++++ DATA FOR ANALYSIS

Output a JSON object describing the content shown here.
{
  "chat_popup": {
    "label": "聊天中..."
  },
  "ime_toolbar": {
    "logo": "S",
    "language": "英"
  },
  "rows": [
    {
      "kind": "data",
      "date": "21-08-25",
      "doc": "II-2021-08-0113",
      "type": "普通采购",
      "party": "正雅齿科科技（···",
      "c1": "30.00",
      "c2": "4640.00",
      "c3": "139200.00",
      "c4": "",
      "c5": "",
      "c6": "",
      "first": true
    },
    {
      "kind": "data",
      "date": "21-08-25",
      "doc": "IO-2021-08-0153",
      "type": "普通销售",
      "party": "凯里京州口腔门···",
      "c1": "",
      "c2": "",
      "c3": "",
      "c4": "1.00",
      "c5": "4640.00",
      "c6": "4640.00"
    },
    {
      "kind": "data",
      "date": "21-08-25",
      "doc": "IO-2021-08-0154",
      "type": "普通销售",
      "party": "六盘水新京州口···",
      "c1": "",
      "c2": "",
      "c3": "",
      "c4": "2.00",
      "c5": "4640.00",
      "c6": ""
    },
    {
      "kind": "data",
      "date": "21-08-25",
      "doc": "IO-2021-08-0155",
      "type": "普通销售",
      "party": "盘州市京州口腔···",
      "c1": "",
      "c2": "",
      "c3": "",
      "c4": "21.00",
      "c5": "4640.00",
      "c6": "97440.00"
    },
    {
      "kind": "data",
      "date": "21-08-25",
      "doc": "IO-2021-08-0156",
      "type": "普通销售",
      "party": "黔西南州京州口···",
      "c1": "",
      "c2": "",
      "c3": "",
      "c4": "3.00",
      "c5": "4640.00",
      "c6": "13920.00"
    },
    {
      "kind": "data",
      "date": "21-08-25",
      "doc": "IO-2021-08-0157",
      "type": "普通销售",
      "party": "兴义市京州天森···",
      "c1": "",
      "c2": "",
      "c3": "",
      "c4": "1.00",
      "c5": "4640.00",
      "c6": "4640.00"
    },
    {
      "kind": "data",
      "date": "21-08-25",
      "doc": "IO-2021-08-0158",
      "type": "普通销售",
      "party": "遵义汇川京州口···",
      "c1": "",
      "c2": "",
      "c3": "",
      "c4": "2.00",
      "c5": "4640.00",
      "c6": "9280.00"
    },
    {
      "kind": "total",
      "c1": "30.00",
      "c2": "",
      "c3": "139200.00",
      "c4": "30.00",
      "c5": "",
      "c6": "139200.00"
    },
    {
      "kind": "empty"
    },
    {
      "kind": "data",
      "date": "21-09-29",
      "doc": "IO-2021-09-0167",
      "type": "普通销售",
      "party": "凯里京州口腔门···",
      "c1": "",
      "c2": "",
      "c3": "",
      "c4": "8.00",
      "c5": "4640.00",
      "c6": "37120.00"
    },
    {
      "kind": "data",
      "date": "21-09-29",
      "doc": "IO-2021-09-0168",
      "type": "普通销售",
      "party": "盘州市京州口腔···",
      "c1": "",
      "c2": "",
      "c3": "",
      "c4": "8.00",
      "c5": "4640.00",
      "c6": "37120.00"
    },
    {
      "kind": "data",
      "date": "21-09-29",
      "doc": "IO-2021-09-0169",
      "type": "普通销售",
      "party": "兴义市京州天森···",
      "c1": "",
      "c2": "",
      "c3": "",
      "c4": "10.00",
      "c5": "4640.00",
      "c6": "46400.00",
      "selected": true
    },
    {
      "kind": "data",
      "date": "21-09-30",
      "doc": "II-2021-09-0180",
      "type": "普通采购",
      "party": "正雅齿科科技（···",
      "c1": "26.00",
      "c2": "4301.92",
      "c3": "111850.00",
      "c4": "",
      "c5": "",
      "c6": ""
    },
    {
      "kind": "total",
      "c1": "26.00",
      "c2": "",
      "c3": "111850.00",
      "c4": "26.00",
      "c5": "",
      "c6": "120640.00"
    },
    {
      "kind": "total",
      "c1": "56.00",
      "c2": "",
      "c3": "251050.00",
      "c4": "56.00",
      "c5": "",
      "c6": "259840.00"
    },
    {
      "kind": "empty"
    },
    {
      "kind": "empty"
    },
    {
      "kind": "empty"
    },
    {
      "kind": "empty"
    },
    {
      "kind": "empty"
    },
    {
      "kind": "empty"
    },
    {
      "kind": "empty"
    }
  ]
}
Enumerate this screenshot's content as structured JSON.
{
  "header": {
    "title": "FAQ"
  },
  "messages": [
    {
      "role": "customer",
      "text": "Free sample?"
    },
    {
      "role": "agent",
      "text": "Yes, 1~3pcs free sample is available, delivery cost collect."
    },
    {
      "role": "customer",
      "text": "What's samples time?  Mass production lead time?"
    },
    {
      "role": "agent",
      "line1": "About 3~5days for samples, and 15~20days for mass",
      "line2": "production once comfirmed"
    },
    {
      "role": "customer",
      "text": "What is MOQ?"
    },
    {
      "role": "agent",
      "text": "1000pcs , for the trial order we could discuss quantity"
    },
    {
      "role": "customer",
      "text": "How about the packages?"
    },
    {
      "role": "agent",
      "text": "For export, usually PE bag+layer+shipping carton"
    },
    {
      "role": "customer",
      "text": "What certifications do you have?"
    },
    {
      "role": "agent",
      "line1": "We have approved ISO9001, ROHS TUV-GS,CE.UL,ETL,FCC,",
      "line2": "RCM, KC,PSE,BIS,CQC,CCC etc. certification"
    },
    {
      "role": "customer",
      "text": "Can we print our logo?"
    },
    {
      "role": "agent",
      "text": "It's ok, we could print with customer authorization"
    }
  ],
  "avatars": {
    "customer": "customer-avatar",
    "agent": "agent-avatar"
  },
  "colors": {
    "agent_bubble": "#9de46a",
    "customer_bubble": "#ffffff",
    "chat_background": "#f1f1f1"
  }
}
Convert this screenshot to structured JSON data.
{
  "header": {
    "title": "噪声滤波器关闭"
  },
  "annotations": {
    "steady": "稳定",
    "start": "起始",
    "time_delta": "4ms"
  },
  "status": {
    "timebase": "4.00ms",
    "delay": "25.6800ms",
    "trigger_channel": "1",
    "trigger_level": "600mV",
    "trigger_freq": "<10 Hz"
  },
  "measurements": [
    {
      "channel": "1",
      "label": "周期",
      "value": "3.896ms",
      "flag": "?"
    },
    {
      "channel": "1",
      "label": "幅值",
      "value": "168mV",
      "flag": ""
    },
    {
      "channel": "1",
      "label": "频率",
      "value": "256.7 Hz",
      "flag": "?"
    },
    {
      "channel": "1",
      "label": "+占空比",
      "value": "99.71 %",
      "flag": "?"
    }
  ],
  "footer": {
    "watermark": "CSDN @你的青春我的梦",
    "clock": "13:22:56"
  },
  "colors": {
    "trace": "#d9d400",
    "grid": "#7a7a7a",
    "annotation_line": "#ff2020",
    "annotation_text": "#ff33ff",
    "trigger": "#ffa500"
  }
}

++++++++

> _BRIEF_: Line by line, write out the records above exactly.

> _RESULT_:
Output a JSON object describing the content shown here.
{
  "chat_popup": {
    "label": "聊天中..."
  },
  "ime_toolbar": {
    "logo": "S",
    "language": "英"
  },
  "rows": [
    {
      "kind": "data",
      "date": "21-08-25",
      "doc": "II-2021-08-0113",
      "type": "普通采购",
      "party": "正雅齿科科技（···",
      "c1": "30.00",
      "c2": "4640.00",
      "c3": "139200.00",
      "c4": "",
      "c5": "",
      "c6": "",
      "first": true
    },
    {
      "kind": "data",
      "date": "21-08-25",
      "doc": "IO-2021-08-0153",
      "type": "普通销售",
      "party": "凯里京州口腔门···",
      "c1": "",
      "c2": "",
      "c3": "",
      "c4": "1.00",
      "c5": "4640.00",
      "c6": "4640.00"
    },
    {
      "kind": "data",
      "date": "21-08-25",
      "doc": "IO-2021-08-0154",
      "type": "普通销售",
      "party": "六盘水新京州口···",
      "c1": "",
      "c2": "",
      "c3": "",
      "c4": "2.00",
      "c5": "4640.00",
      "c6": ""
    },
    {
      "kind": "data",
      "date": "21-08-25",
      "doc": "IO-2021-08-0155",
      "type": "普通销售",
      "party": "盘州市京州口腔···",
      "c1": "",
      "c2": "",
      "c3": "",
      "c4": "21.00",
      "c5": "4640.00",
      "c6": "97440.00"
    },
    {
      "kind": "data",
      "date": "21-08-25",
      "doc": "IO-2021-08-0156",
      "type": "普通销售",
      "party": "黔西南州京州口···",
      "c1": "",
      "c2": "",
      "c3": "",
      "c4": "3.00",
      "c5": "4640.00",
      "c6": "13920.00"
    },
    {
      "kind": "data",
      "date": "21-08-25",
      "doc": "IO-2021-08-0157",
      "type": "普通销售",
      "party": "兴义市京州天森···",
      "c1": "",
      "c2": "",
      "c3": "",
      "c4": "1.00",
      "c5": "4640.00",
      "c6": "4640.00"
    },
    {
      "kind": "data",
      "date": "21-08-25",
      "doc": "IO-2021-08-0158",
      "type": "普通销售",
      "party": "遵义汇川京州口···",
      "c1": "",
      "c2": "",
      "c3": "",
      "c4": "2.00",
      "c5": "4640.00",
      "c6": "9280.00"
    },
    {
      "kind": "total",
      "c1": "30.00",
      "c2": "",
      "c3": "139200.00",
      "c4": "30.00",
      "c5": "",
      "c6": "139200.00"
    },
    {
      "kind": "empty"
    },
    {
      "kind": "data",
      "date": "21-09-29",
      "doc": "IO-2021-09-0167",
      "type": "普通销售",
      "party": "凯里京州口腔门···",
      "c1": "",
      "c2": "",
      "c3": "",
      "c4": "8.00",
      "c5": "4640.00",
      "c6": "37120.00"
    },
    {
      "kind": "data",
      "date": "21-09-29",
      "doc": "IO-2021-09-0168",
      "type": "普通销售",
      "party": "盘州市京州口腔···",
      "c1": "",
      "c2": "",
      "c3": "",
      "c4": "8.00",
      "c5": "4640.00",
      "c6": "37120.00"
    },
    {
      "kind": "data",
      "date": "21-09-29",
      "doc": "IO-2021-09-0169",
      "type": "普通销售",
      "party": "兴义市京州天森···",
      "c1": "",
      "c2": "",
      "c3": "",
      "c4": "10.00",
      "c5": "4640.00",
      "c6": "46400.00",
      "selected": true
    },
    {
      "kind": "data",
      "date": "21-09-30",
      "doc": "II-2021-09-0180",
      "type": "普通采购",
      "party": "正雅齿科科技（···",
      "c1": "26.00",
      "c2": "4301.92",
      "c3": "111850.00",
      "c4": "",
      "c5": "",
      "c6": ""
    },
    {
      "kind": "total",
      "c1": "26.00",
      "c2": "",
      "c3": "111850.00",
      "c4": "26.00",
      "c5": "",
      "c6": "120640.00"
    },
    {
      "kind": "total",
      "c1": "56.00",
      "c2": "",
      "c3": "251050.00",
      "c4": "56.00",
      "c5": "",
      "c6": "259840.00"
    },
    {
      "kind": "empty"
    },
    {
      "kind": "empty"
    },
    {
      "kind": "empty"
    },
    {
      "kind": "empty"
    },
    {
      "kind": "empty"
    },
    {
      "kind": "empty"
    },
    {
      "kind": "empty"
    }
  ]
}
Enumerate this screenshot's content as structured JSON.
{
  "header": {
    "title": "FAQ"
  },
  "messages": [
    {
      "role": "customer",
      "text": "Free sample?"
    },
    {
      "role": "agent",
      "text": "Yes, 1~3pcs free sample is available, delivery cost collect."
    },
    {
      "role": "customer",
      "text": "What's samples time?  Mass production lead time?"
    },
    {
      "role": "agent",
      "line1": "About 3~5days for samples, and 15~20days for mass",
      "line2": "production once comfirmed"
    },
    {
      "role": "customer",
      "text": "What is MOQ?"
    },
    {
      "role": "agent",
      "text": "1000pcs , for the trial order we could discuss quantity"
    },
    {
      "role": "customer",
      "text": "How about the packages?"
    },
    {
      "role": "agent",
      "text": "For export, usually PE bag+layer+shipping carton"
    },
    {
      "role": "customer",
      "text": "What certifications do you have?"
    },
    {
      "role": "agent",
      "line1": "We have approved ISO9001, ROHS TUV-GS,CE.UL,ETL,FCC,",
      "line2": "RCM, KC,PSE,BIS,CQC,CCC etc. certification"
    },
    {
      "role": "customer",
      "text": "Can we print our logo?"
    },
    {
      "role": "agent",
      "text": "It's ok, we could print with customer authorization"
    }
  ],
  "avatars": {
    "customer": "customer-avatar",
    "agent": "agent-avatar"
  },
  "colors": {
    "agent_bubble": "#9de46a",
    "customer_bubble": "#ffffff",
    "chat_background": "#f1f1f1"
  }
}
Convert this screenshot to structured JSON data.
{
  "header": {
    "title": "噪声滤波器关闭"
  },
  "annotations": {
    "steady": "稳定",
    "start": "起始",
    "time_delta": "4ms"
  },
  "status": {
    "timebase": "4.00ms",
    "delay": "25.6800ms",
    "trigger_channel": "1",
    "trigger_level": "600mV",
    "trigger_freq": "<10 Hz"
  },
  "measurements": [
    {
      "channel": "1",
      "label": "周期",
      "value": "3.896ms",
      "flag": "?"
    },
    {
      "channel": "1",
      "label": "幅值",
      "value": "168mV",
      "flag": ""
    },
    {
      "channel": "1",
      "label": "频率",
      "value": "256.7 Hz",
      "flag": "?"
    },
    {
      "channel": "1",
      "label": "+占空比",
      "value": "99.71 %",
      "flag": "?"
    }
  ],
  "footer": {
    "watermark": "CSDN @你的青春我的梦",
    "clock": "13:22:56"
  },
  "colors": {
    "trace": "#d9d400",
    "grid": "#7a7a7a",
    "annotation_line": "#ff2020",
    "annotation_text": "#ff33ff",
    "trigger": "#ffa500"
  }
}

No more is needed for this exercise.